"Regular riot police wearing black helmets and wielding batons attacked us," a witness said by phone. Several people reportedly fell into recently dug graves and were injured.
Two young men were arrested and placed inside a van, but a group of demonstrators broke its windows and were seen pulling the men out of the vehicle, another witness said.
Agha Soltan, who worked in a travel agency, was shot in the heart during an anti-government demonstration June 20. Two cellphone video clips showing her last moments were watched by millions of people worldwide, turning her into the face of Iran's movement against the disputed vote. Bystanders have blamed members of the Basij militia for the killing. Authorities say foreign journalists or protesters killed her.
Thursday marked the 40th day after her death. In Shiite Islam, which predominates in Iran, the third, seventh and 40th days after an individual's death are important times for commemoration.
A request by Mousavi and other opposition leaders for permission to hold a huge commemoration gathering Thursday was rejected by the Interior Ministry, which is controlled by an ally of Ahmadinejad. Still, Mousavi had called upon his supporters to join him at the cemetery.
That call triggered a strong response by Iran's Revolutionary Guard Corps, which has been in control of Tehran since the election. Across the city, cars honked in support of the protesters, and security forces promptly smashed the vehicles' windows. Members of a family were seen being pulled out of their sedan by members of the Basij, after which the car was wrecked by blows from batons.
The protesters responded with violence of their own.
"I saw a man throw a brick right in the face of a riot police officer. He fell on the ground," one witness said.

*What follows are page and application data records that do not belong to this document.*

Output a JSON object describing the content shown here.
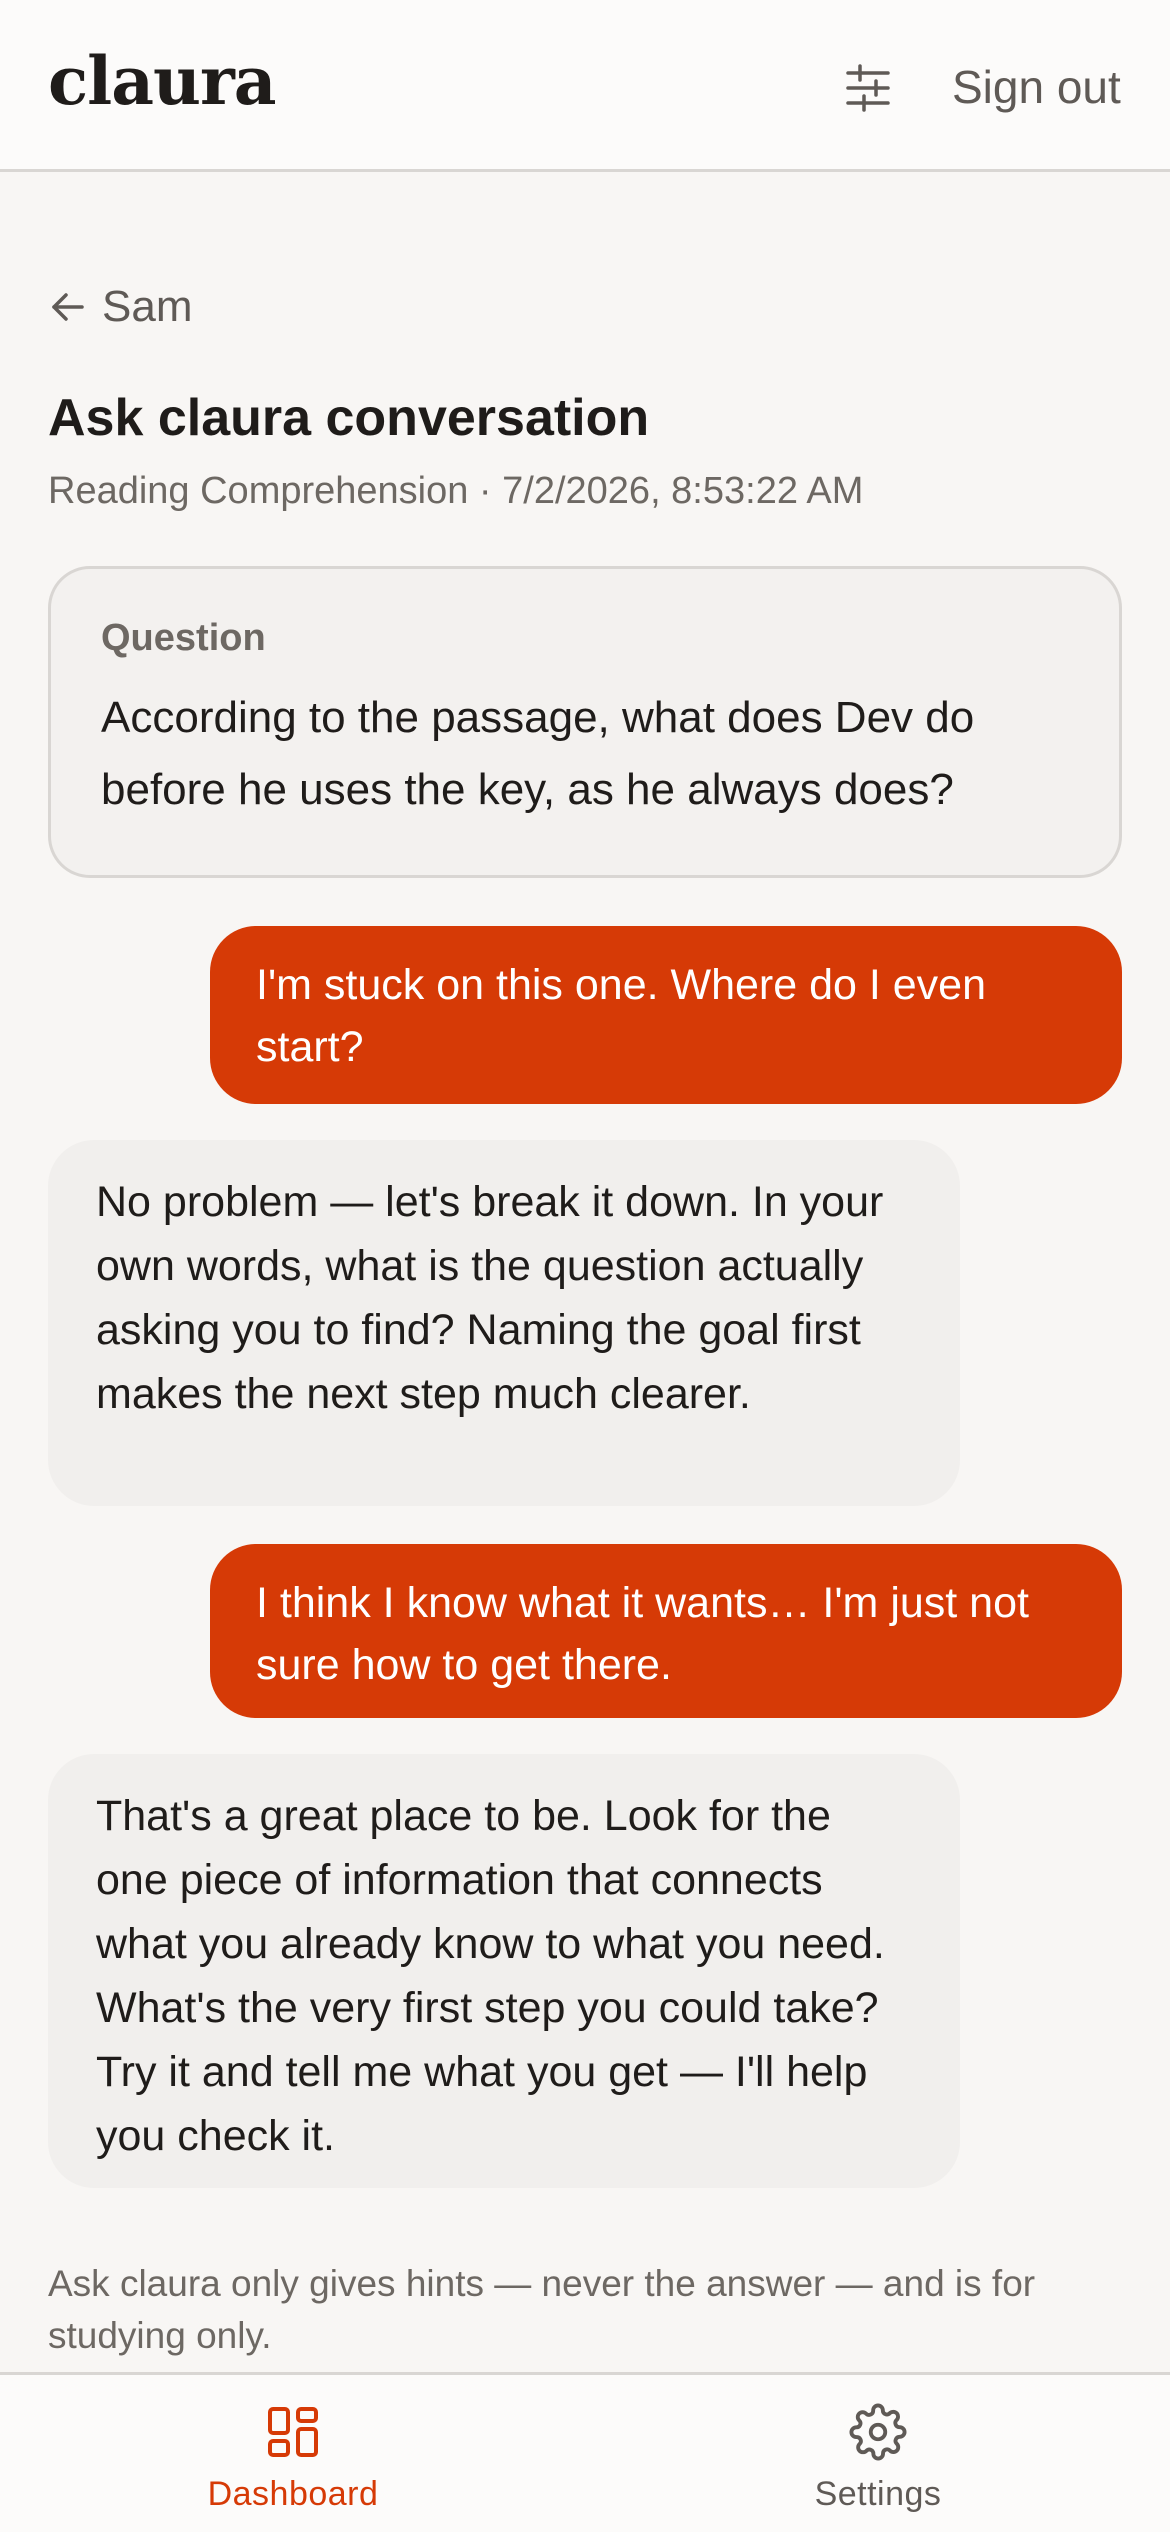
{
  "header": {
    "logo": "claura",
    "filters_icon": "sliders-icon",
    "sign_out_label": "Sign out"
  },
  "back": {
    "icon": "arrow-left-icon",
    "label": "Sam"
  },
  "page": {
    "title": "Ask claura conversation",
    "subtitle": "Reading Comprehension · 7/2/2026, 8:53:22 AM"
  },
  "question": {
    "label": "Question",
    "text": "According to the passage, what does Dev do before he uses the key, as he always does?"
  },
  "messages": [
    {
      "role": "user",
      "text": "I'm stuck on this one. Where do I even start?"
    },
    {
      "role": "assistant",
      "text": "No problem — let's break it down. In your own words, what is the question actually asking you to find? Naming the goal first makes the next step much clearer."
    },
    {
      "role": "user",
      "text": "I think I know what it wants… I'm just not sure how to get there."
    },
    {
      "role": "assistant",
      "text": "That's a great place to be. Look for the one piece of information that connects what you already know to what you need. What's the very first step you could take? Try it and tell me what you get — I'll help you check it."
    }
  ],
  "disclaimer": "Ask claura only gives hints — never the answer — and is for studying only.",
  "nav": {
    "items": [
      {
        "label": "Dashboard",
        "icon": "dashboard-icon",
        "active": true
      },
      {
        "label": "Settings",
        "icon": "gear-icon",
        "active": false
      }
    ]
  },
  "colors": {
    "accent": "#d63a06",
    "background": "#f8f6f4",
    "bubble_assistant": "#f1efed"
  }
}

Protesters lighted candles at Argentine Square, as drivers parked their cars at the normally bustling traffic circle. At other locations, demonstrators shouted slogans such as "Our Neda hasn't died. It's the government that has died," witnesses reported. They also chanted "Death to you" at the security forces, witnesses said.
Earlier, the deputy commander of police, Ahmad-Reza Radan, had said that "the police will harshly confront lawbreakers," according to the Fars News Agency. "The lawbreakers should have no doubt that the police will take any measure to secure the safety of the citizens."

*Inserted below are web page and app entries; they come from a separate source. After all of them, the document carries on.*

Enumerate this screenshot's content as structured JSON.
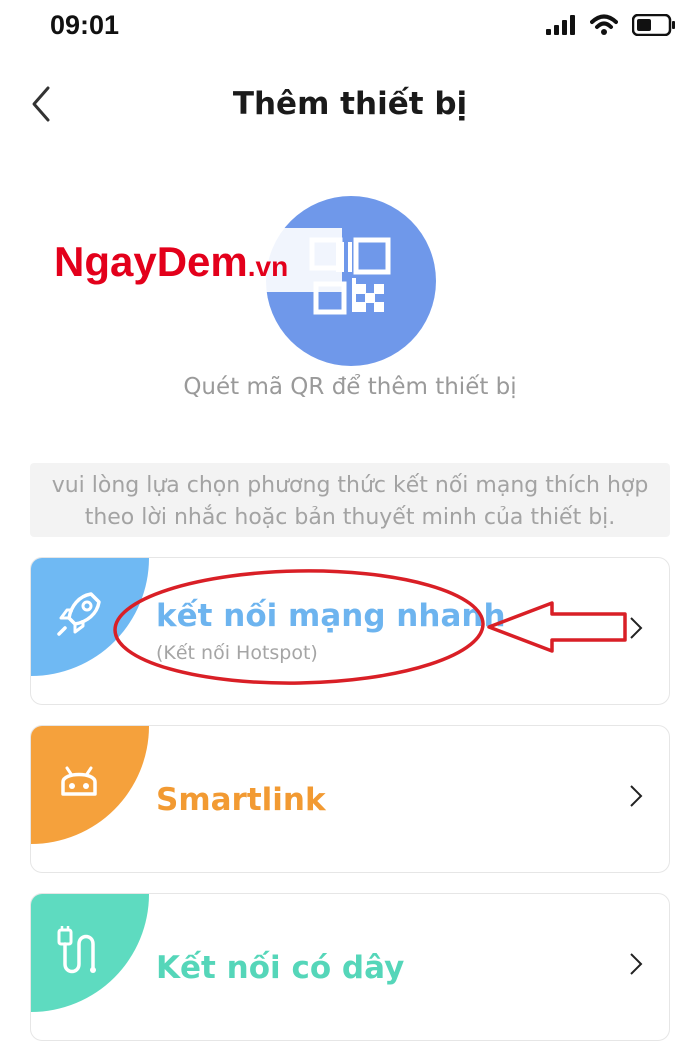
{
  "status_bar": {
    "time": "09:01"
  },
  "header": {
    "title": "Thêm thiết bị"
  },
  "watermark": {
    "brand": "NgayDem",
    "tld": ".vn"
  },
  "qr": {
    "caption": "Quét mã QR để thêm thiết bị"
  },
  "hint": {
    "text": "vui lòng lựa chọn phương thức kết nối mạng thích hợp theo lời nhắc hoặc bản thuyết minh của thiết bị."
  },
  "options": [
    {
      "label": "kết nối mạng nhanh",
      "sublabel": "(Kết nối Hotspot)",
      "icon": "rocket-icon",
      "color": "#6fb9f3"
    },
    {
      "label": "Smartlink",
      "icon": "android-icon",
      "color": "#f5a13c"
    },
    {
      "label": "Kết nối có dây",
      "icon": "cable-icon",
      "color": "#5edbc0"
    }
  ],
  "colors": {
    "qr_circle": "#6f98ea",
    "annotation": "#d91f26"
  }
}
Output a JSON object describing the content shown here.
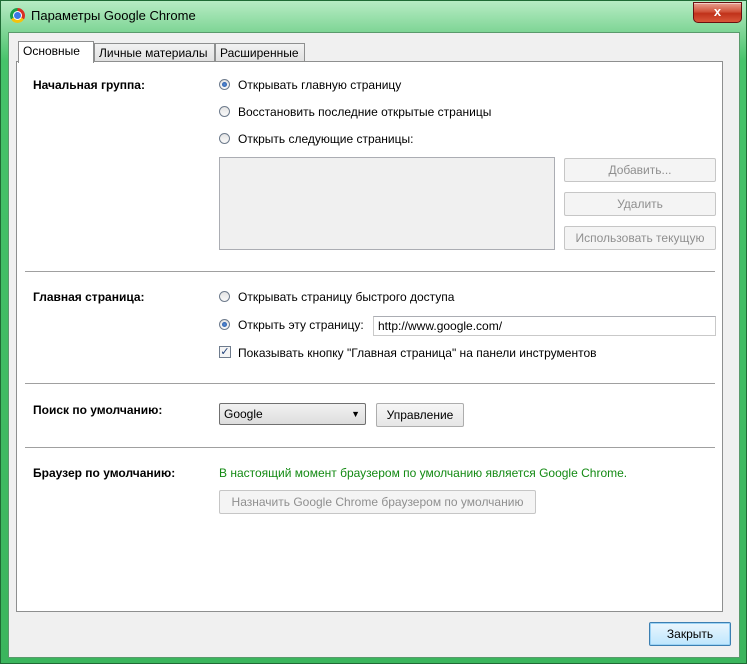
{
  "window": {
    "title": "Параметры Google Chrome",
    "close_glyph": "x"
  },
  "tabs": [
    {
      "label": "Основные",
      "active": true
    },
    {
      "label": "Личные материалы",
      "active": false
    },
    {
      "label": "Расширенные",
      "active": false
    }
  ],
  "startup": {
    "label": "Начальная группа:",
    "options": [
      {
        "label": "Открывать главную страницу",
        "selected": true
      },
      {
        "label": "Восстановить последние открытые страницы",
        "selected": false
      },
      {
        "label": "Открыть следующие страницы:",
        "selected": false
      }
    ],
    "buttons": {
      "add": "Добавить...",
      "remove": "Удалить",
      "use_current": "Использовать текущую"
    }
  },
  "homepage": {
    "label": "Главная страница:",
    "options": [
      {
        "label": "Открывать страницу быстрого доступа",
        "selected": false
      },
      {
        "label": "Открыть эту страницу:",
        "selected": true
      }
    ],
    "url": "http://www.google.com/",
    "show_button_label": "Показывать кнопку \"Главная страница\" на панели инструментов",
    "show_button_checked": true
  },
  "search": {
    "label": "Поиск по умолчанию:",
    "engine": "Google",
    "manage_button": "Управление"
  },
  "default_browser": {
    "label": "Браузер по умолчанию:",
    "status": "В настоящий момент браузером по умолчанию является Google Chrome.",
    "make_default_button": "Назначить Google Chrome браузером по умолчанию"
  },
  "footer": {
    "close_button": "Закрыть"
  },
  "colors": {
    "status_green": "#138a13",
    "titlebar_green": "#46c36a",
    "close_red": "#c0321a"
  }
}
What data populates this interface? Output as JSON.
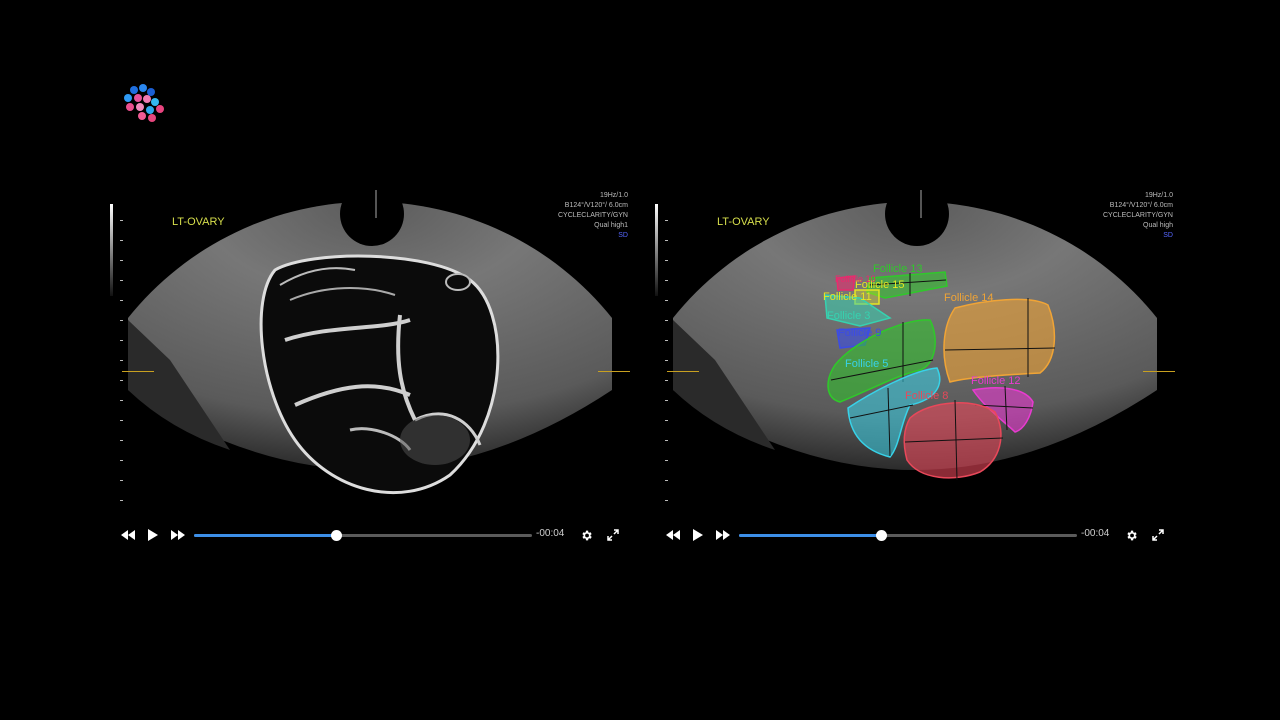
{
  "logo": {
    "icon": "dot-cluster-logo",
    "dots": [
      {
        "color": "#1f6fe0"
      },
      {
        "color": "#2a86ef"
      },
      {
        "color": "#1b5fd4"
      },
      {
        "color": "#2e9af5"
      },
      {
        "color": "#e8529a"
      },
      {
        "color": "#f07ab3"
      },
      {
        "color": "#35b7f0"
      },
      {
        "color": "#ea4f8e"
      },
      {
        "color": "#f38bbd"
      },
      {
        "color": "#2fa8ee"
      },
      {
        "color": "#e9447f"
      },
      {
        "color": "#f05b94"
      },
      {
        "color": "#e6467d"
      }
    ]
  },
  "players": [
    {
      "view_label": "LT-OVARY",
      "scan_info": [
        "19Hz/1.0",
        "B124°/V120°/ 6.0cm",
        "CYCLECLARITY/GYN",
        "Qual high1",
        "SD"
      ],
      "progress": 0.42,
      "time": "-00:04",
      "controls": {
        "rewind": "rewind-icon",
        "play": "play-icon",
        "forward": "fast-forward-icon",
        "settings": "gear-icon",
        "fullscreen": "fullscreen-icon"
      }
    },
    {
      "view_label": "LT-OVARY",
      "scan_info": [
        "19Hz/1.0",
        "B124°/V120°/ 6.0cm",
        "CYCLECLARITY/GYN",
        "Qual high",
        "SD"
      ],
      "progress": 0.42,
      "time": "-00:04",
      "controls": {
        "rewind": "rewind-icon",
        "play": "play-icon",
        "forward": "fast-forward-icon",
        "settings": "gear-icon",
        "fullscreen": "fullscreen-icon"
      }
    }
  ],
  "follicles": [
    {
      "label": "Follicle 13",
      "color": "#2fc92a"
    },
    {
      "label": "Follicle 15",
      "color": "#e6e622"
    },
    {
      "label": "Follicle 11",
      "color": "#e6e622"
    },
    {
      "label": "Follicle 3",
      "color": "#36d2b0"
    },
    {
      "label": "Follicle 9",
      "color": "#3b4ce6"
    },
    {
      "label": "Follicle 14",
      "color": "#f0a436"
    },
    {
      "label": "Follicle 5",
      "color": "#38d2e8"
    },
    {
      "label": "Follicle 12",
      "color": "#e83bd0"
    },
    {
      "label": "Follicle 8",
      "color": "#e8485a"
    },
    {
      "label": "Follicle 10",
      "color": "#e82b6e"
    }
  ]
}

People standing on a public stairway on Vali-e Asr Street taunted a member of the Basij to come up if he dared. The man, in his 30s and wearing a checkered black-and-white shirt, took out a revolver and started shooting but failed to hit anybody. "I saw the round hitting the walls behind the people. It was a miracle no one got hurt," one witness said.
Even as security forces cracked down, the government was trying to appease opponents. Police announced Thursday that they had paid damages to hundreds of people who had been mistreated during previous demonstrations, doling out $50,000 in total.
Earlier in the week, the government closed a major prison where arrested protesters had been held, citing substandard conditions. The closure came after reports emerged in recent days that three detainees had died, and it was interpreted as a gesture of reconciliation by Iran's supreme leader, Ayatollah Ali Khamenei. But opposition leaders said more was needed to heal the deep rifts in Iranian society.
"It's not enough to say that a substandard detention center has been closed. What does 'substandard' mean? Does it mean the fans weren't working or the toilets weren't clean? No! Murders have been committed, lives have been lost, blood has been spilt," former president Mohammad Khatami said Wednesday at a meeting with parliament members, according to Nowruznews, a Web site close to the opposition. "Our youth, men and women have been treated in such a way that had it been committed in prisons controlled by foreigners, everyone here would be shouting and denouncing it."
Special correspondent Kay Armin Serjoie contributed to this report.